Your university or college library should have a catalogue that can make it easier to find sources, or you can use Google Scholar as this will show you academic sources. Another idea is to look at the bibliographies of the texts you’ve already been reading as that can be a good jumping off point for finding other relevant sources. If in doubt about where to look, ask a librarian - they are trained in finding information and are there to help. They can also help in hunting out accessible versions of sources where they are available.

Look at the bibliographies of the texts you’ve already been reading for the class as that can be a good jumping off point for finding other relevant sources on your topic.
Step Three: Make a plan

If you’ve made sure you understand they question, and you’ve read your sources and made notes on them, now is the time to plan what you’re going to write. Although it can be tempting to dive straight in and write the essay, plans are a good idea for a couple of reasons. Firstly, writing a plan makes it less likely you’ll find yourself staring at a blank page with no idea what to write. It’s a bit like the warm up you do before you exercise - it gets you ready for writing. Secondly, having a plan will make it much easier to structure your essay once you start writing it.

Generally, an essay should include an introduction where you introduce your key arguments and what you will be writing about, the main body of the text, where you make your key points and use evidence to support your points, and a conclusion where you sum up what you have argued. The University of Manchester’s Phrasebank is a great resource that includes key phrases you can use to introduce your essay, refer to sources and conclude your essay.

Step Four: Start Writing

You’ve made sure you understand the question, you’ve done the reading and you’ve made a plan, now it’s time to write!
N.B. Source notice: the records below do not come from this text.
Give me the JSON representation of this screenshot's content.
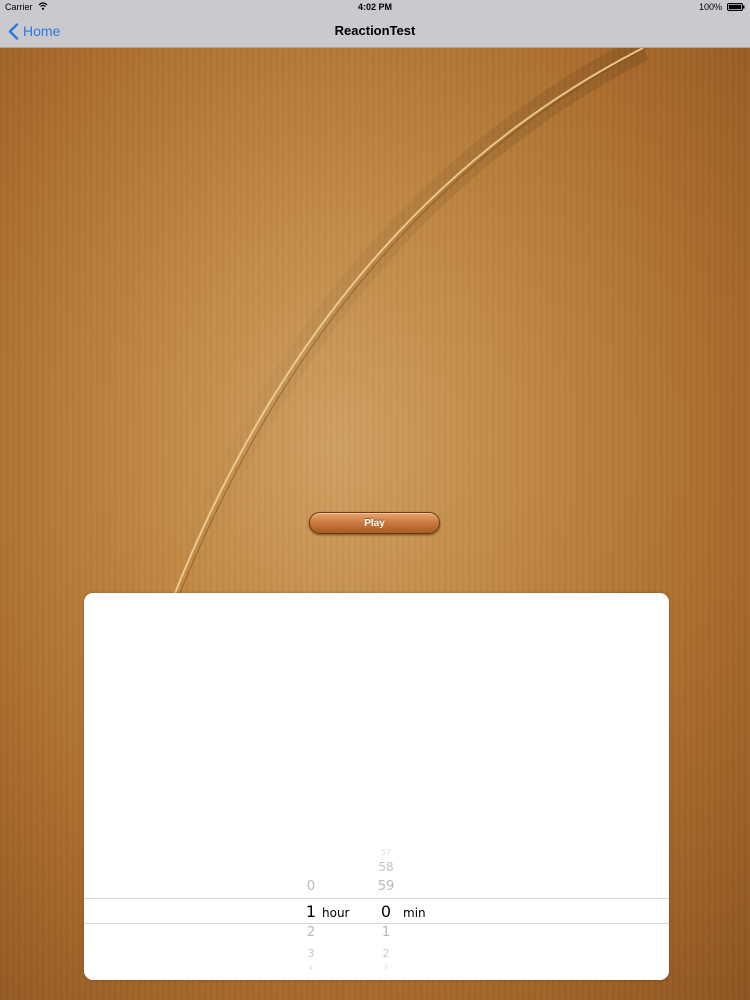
{
  "status_bar": {
    "carrier": "Carrier",
    "time": "4:02 PM",
    "battery": "100%"
  },
  "nav_bar": {
    "back_label": "Home",
    "title": "ReactionTest"
  },
  "play_button": {
    "label": "Play"
  },
  "picker": {
    "hour_column": {
      "above": [
        "0"
      ],
      "selected": "1",
      "below": [
        "2",
        "3",
        "4"
      ],
      "unit": "hour"
    },
    "minute_column": {
      "above": [
        "57",
        "58",
        "59"
      ],
      "selected": "0",
      "below": [
        "1",
        "2",
        "3"
      ],
      "unit": "min"
    }
  },
  "colors": {
    "nav_bar": "#c9c9ce",
    "link": "#2a7ae2",
    "wood": "#b77a33"
  }
}
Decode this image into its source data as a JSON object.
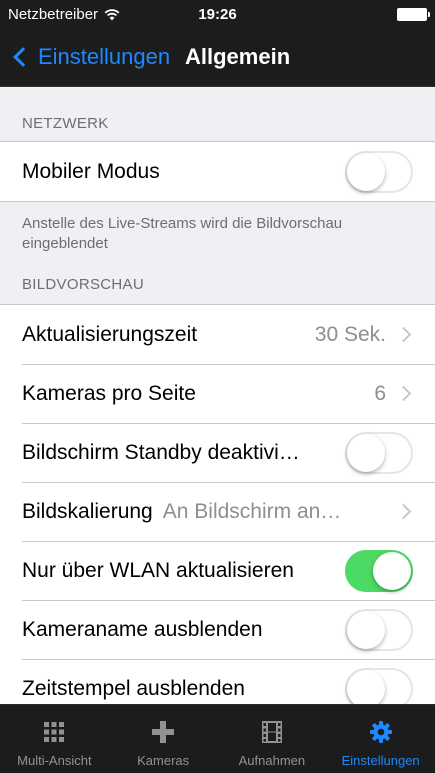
{
  "status_bar": {
    "carrier": "Netzbetreiber",
    "time": "19:26"
  },
  "nav": {
    "back_label": "Einstellungen",
    "title": "Allgemein"
  },
  "sections": {
    "network": {
      "header": "NETZWERK",
      "rows": [
        {
          "label": "Mobiler Modus",
          "toggle": false
        }
      ],
      "footer": "Anstelle des Live-Streams wird die Bildvorschau eingeblendet"
    },
    "preview": {
      "header": "BILDVORSCHAU",
      "rows": [
        {
          "label": "Aktualisierungszeit",
          "value": "30 Sek."
        },
        {
          "label": "Kameras pro Seite",
          "value": "6"
        },
        {
          "label": "Bildschirm Standby deaktivi…",
          "toggle": false
        },
        {
          "label": "Bildskalierung",
          "value": "An Bildschirm an…"
        },
        {
          "label": "Nur über WLAN aktualisieren",
          "toggle": true
        },
        {
          "label": "Kameraname ausblenden",
          "toggle": false
        },
        {
          "label": "Zeitstempel ausblenden",
          "toggle": false
        }
      ]
    }
  },
  "tabs": [
    {
      "label": "Multi-Ansicht",
      "icon": "grid-icon"
    },
    {
      "label": "Kameras",
      "icon": "plus-icon"
    },
    {
      "label": "Aufnahmen",
      "icon": "film-icon"
    },
    {
      "label": "Einstellungen",
      "icon": "gear-icon",
      "active": true
    }
  ],
  "colors": {
    "accent": "#1e88ff",
    "toggle_on": "#4cd964",
    "bar_background": "#1c1c1c",
    "page_background": "#efeff4"
  }
}
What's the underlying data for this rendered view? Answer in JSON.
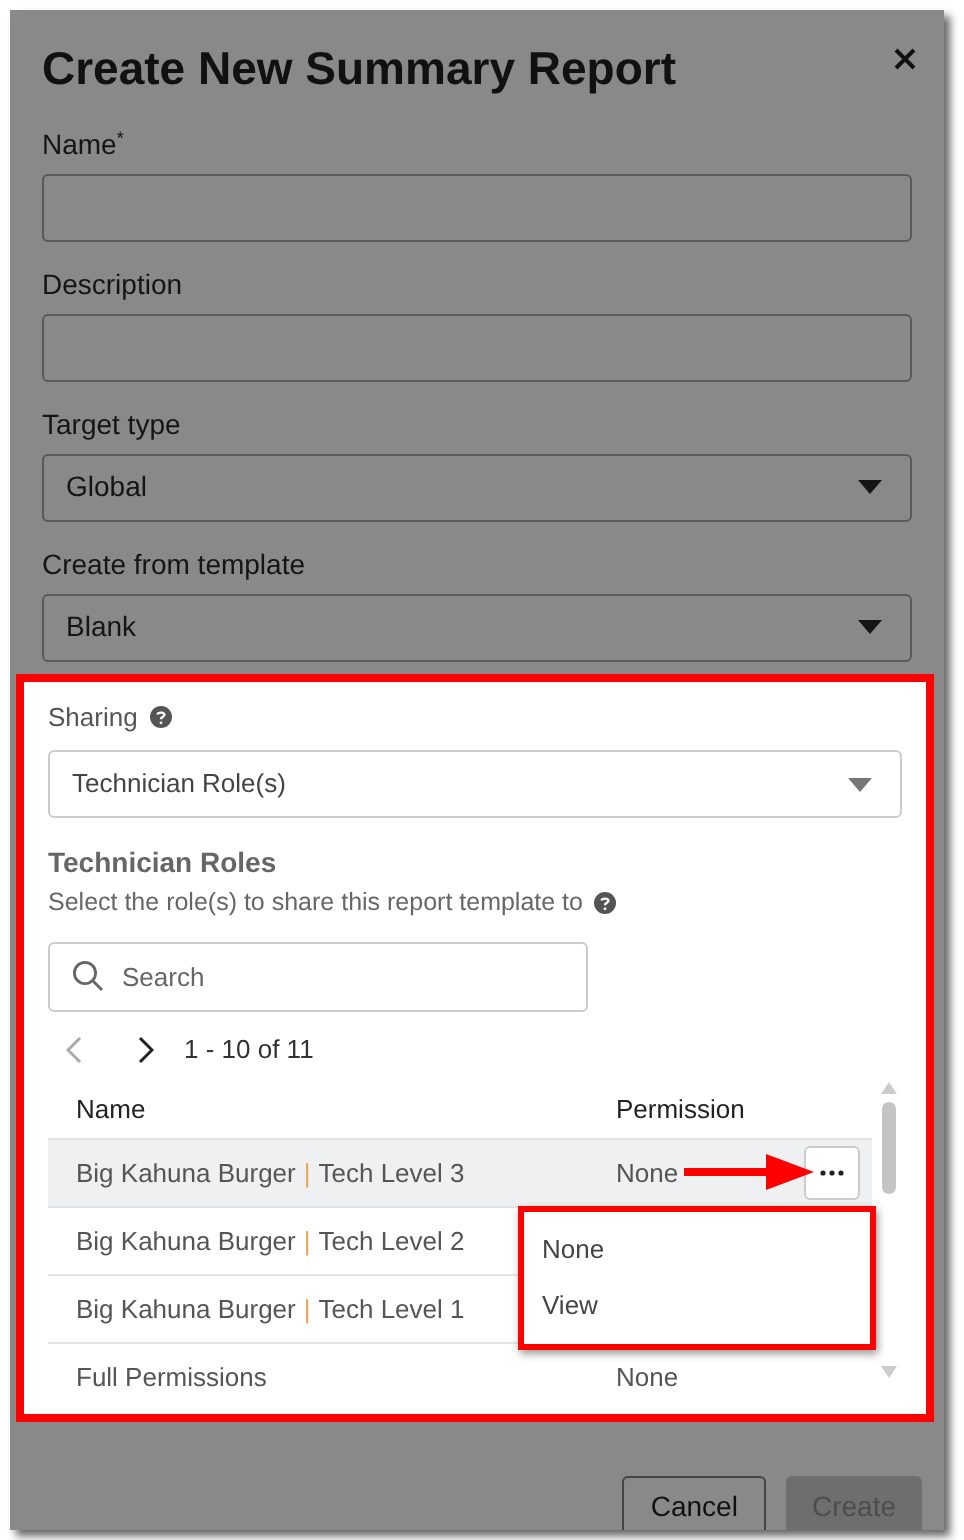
{
  "dialog": {
    "title": "Create New Summary Report",
    "fields": [
      {
        "kind": "input",
        "label": "Name",
        "required_mark": "*"
      },
      {
        "kind": "input",
        "label": "Description"
      },
      {
        "kind": "select",
        "label": "Target type",
        "value": "Global"
      },
      {
        "kind": "select",
        "label": "Create from template",
        "value": "Blank"
      }
    ],
    "sharing": {
      "label": "Sharing",
      "value": "Technician Role(s)"
    },
    "roles": {
      "heading": "Technician Roles",
      "hint": "Select the role(s) to share this report template to",
      "search": {
        "placeholder": "Search"
      },
      "pager": {
        "range": "1 - 10 of 11",
        "prev_disabled": true,
        "next_disabled": false
      },
      "columns": [
        "Name",
        "Permission"
      ],
      "rows": [
        {
          "org": "Big Kahuna Burger",
          "sep": "|",
          "role": "Tech Level 3",
          "permission": "None",
          "selected": true
        },
        {
          "org": "Big Kahuna Burger",
          "sep": "|",
          "role": "Tech Level 2",
          "selected": false
        },
        {
          "org": "Big Kahuna Burger",
          "sep": "|",
          "role": "Tech Level 1",
          "selected": false
        },
        {
          "org": "Full Permissions",
          "permission": "None",
          "selected": false
        }
      ],
      "menu": {
        "items": [
          "None",
          "View"
        ]
      }
    },
    "buttons": [
      {
        "label": "Cancel",
        "kind": "secondary",
        "disabled": false
      },
      {
        "label": "Create",
        "kind": "primary",
        "disabled": true
      }
    ]
  }
}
If you’re prone to procrastinating, then the Pomodoro technique might help. Set a timer (there’s loads of them online) for 25 minutes and try and write solidly during that time. Then after 25 minutes, take a 5-minute break, then repeat for as long as you want. Depending on how long the essay is, it might be a good idea to give yourself targets. For example, if I had a 2000-word essay to write, I might aim to write 500 words a day for 4 days. Breaking it down can help if it feels daunting, though of course you need to give yourself enough time to write, it’s harder to break it down into smaller chunks if you’ve only got a day to write it all.

A plan is a bit like the warm up you do before you exercise - it gets you ready for writing.
Step Five: Edit
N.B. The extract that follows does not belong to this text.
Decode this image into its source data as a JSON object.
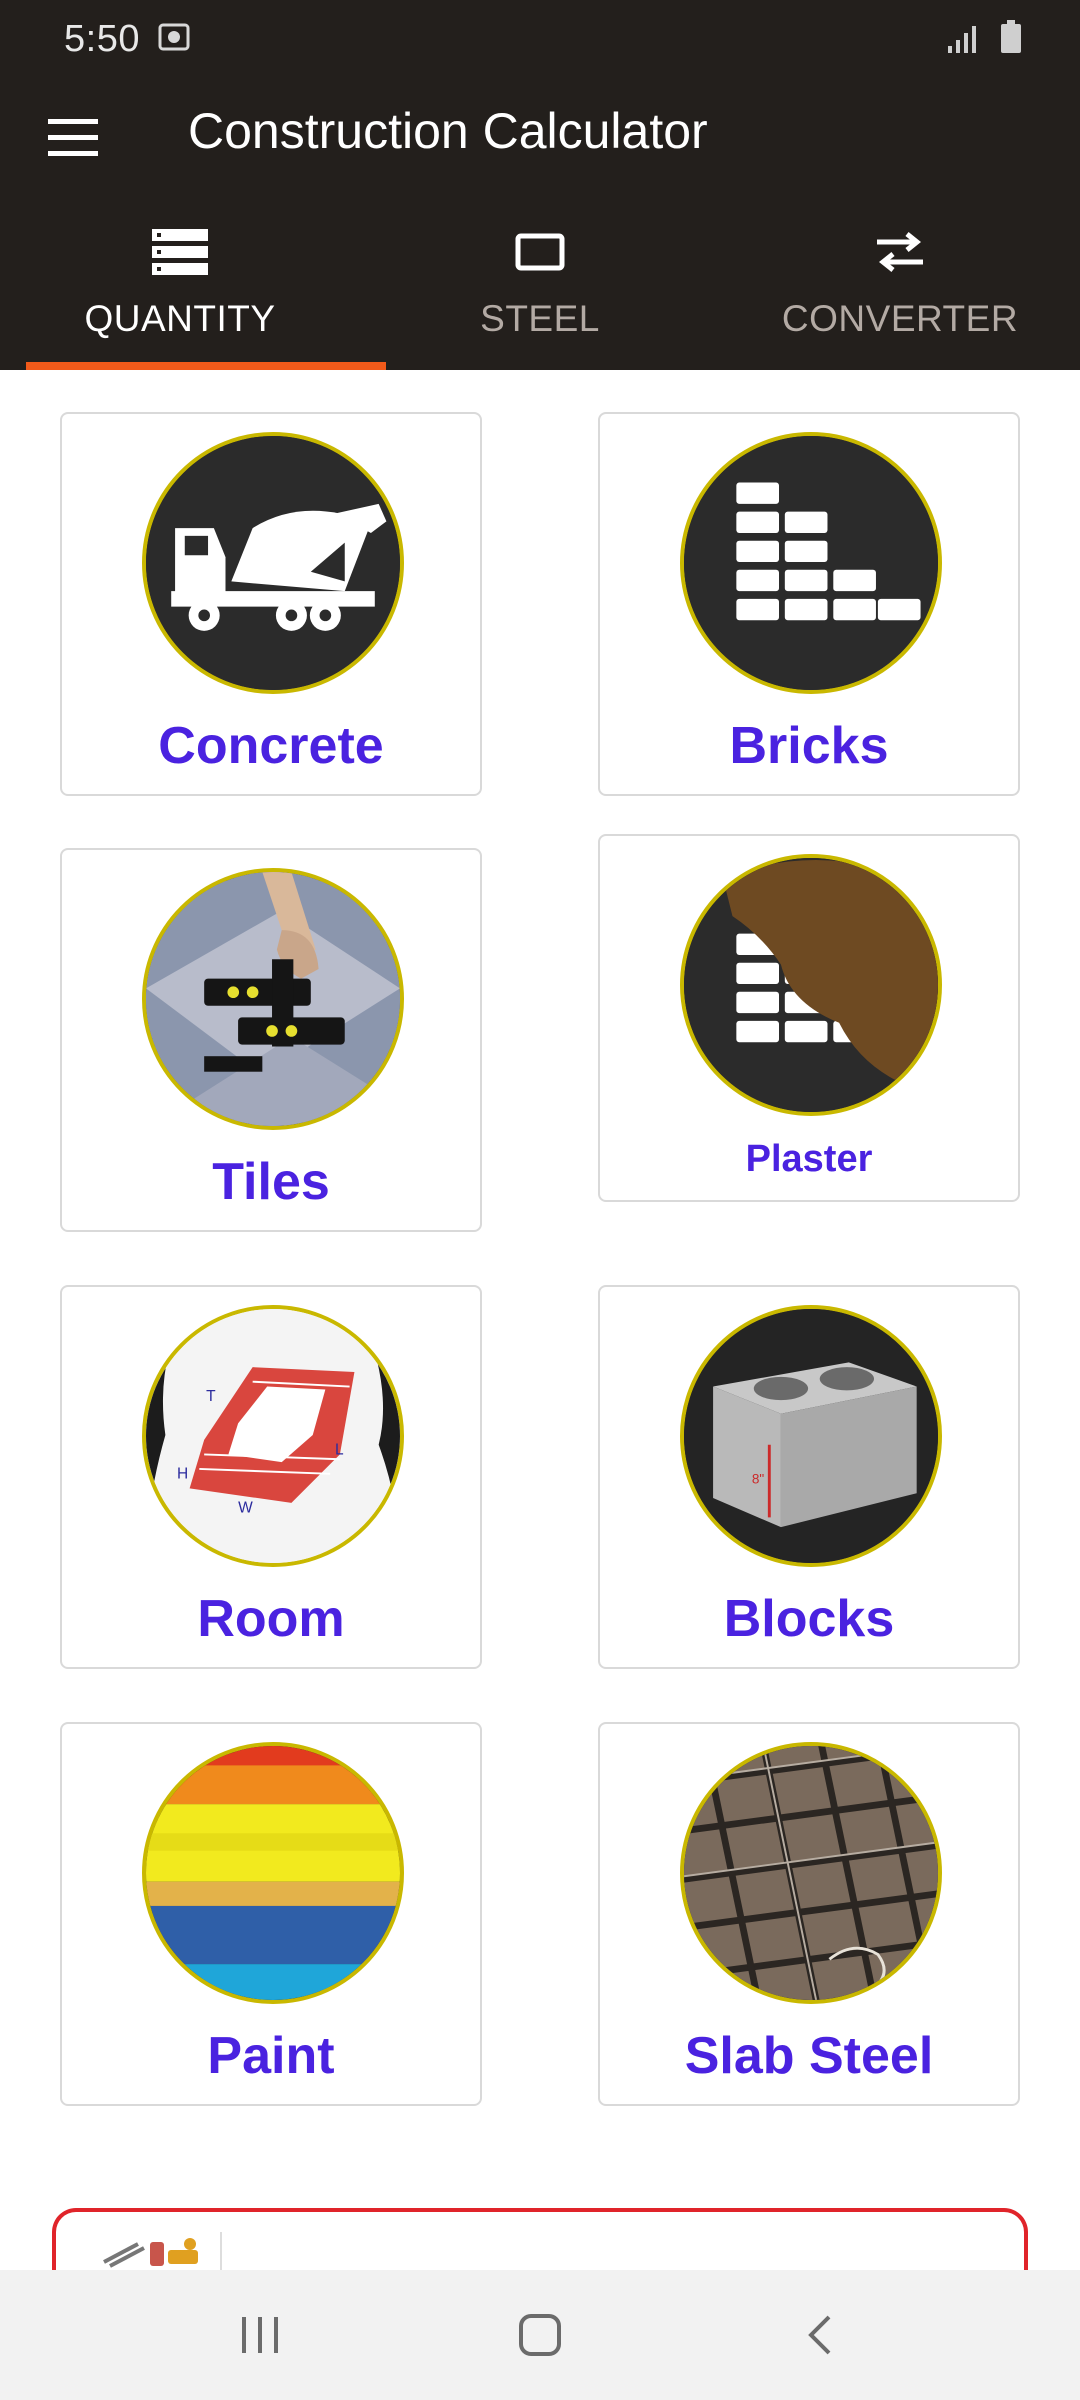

Once you’ve written your essay, read it back to check it makes sense and flows well. It’s a good idea to read it aloud if you can, or use Word’s read aloud feature. You’ll notice small mistakes better if you can hear them as well as read them. If you have a friend or family member who’s willing to help, you can also ask them to read it to see if it makes sense to them

At this point, it’s also a good idea to make sure your referencing is on point. Check with your tutor what referencing style you’ll need to use. Websites like Cite Them Right allow you to check whether you’ve cited a reference correctly, and you can use programmes like Endnote to keep all of your references in one place.

Step Six: Submit!

Submit your essay, making sure you’ve included all of the information you need and it’s been formatted how you’ve been instructed to format it (e.g., make sure it’s double spaced if you’ve been asked to, or in a specific font). Your teacher should give you instructions about how they expect you to format your work at the beginning of the year or before assigning your first essay - if they don't, you should always ask.

Step Seven: Feedback

When you get your essay feedback, it can be tempting to just look at your grade and then shove the feedback in a drawer, but reading your feedback will help you work out what to do next time. Your teacher should be happy to go through feedback with you, especially as it can help you improve.


This resource is only a very rough guide to approaching essays - every subject, tutor, and system is a little bit different, but knowing some good questions to ask about any assignment is always helpful. You can find lots more resources on good essay writing, academic language, citations, and accessibility online, or through your library.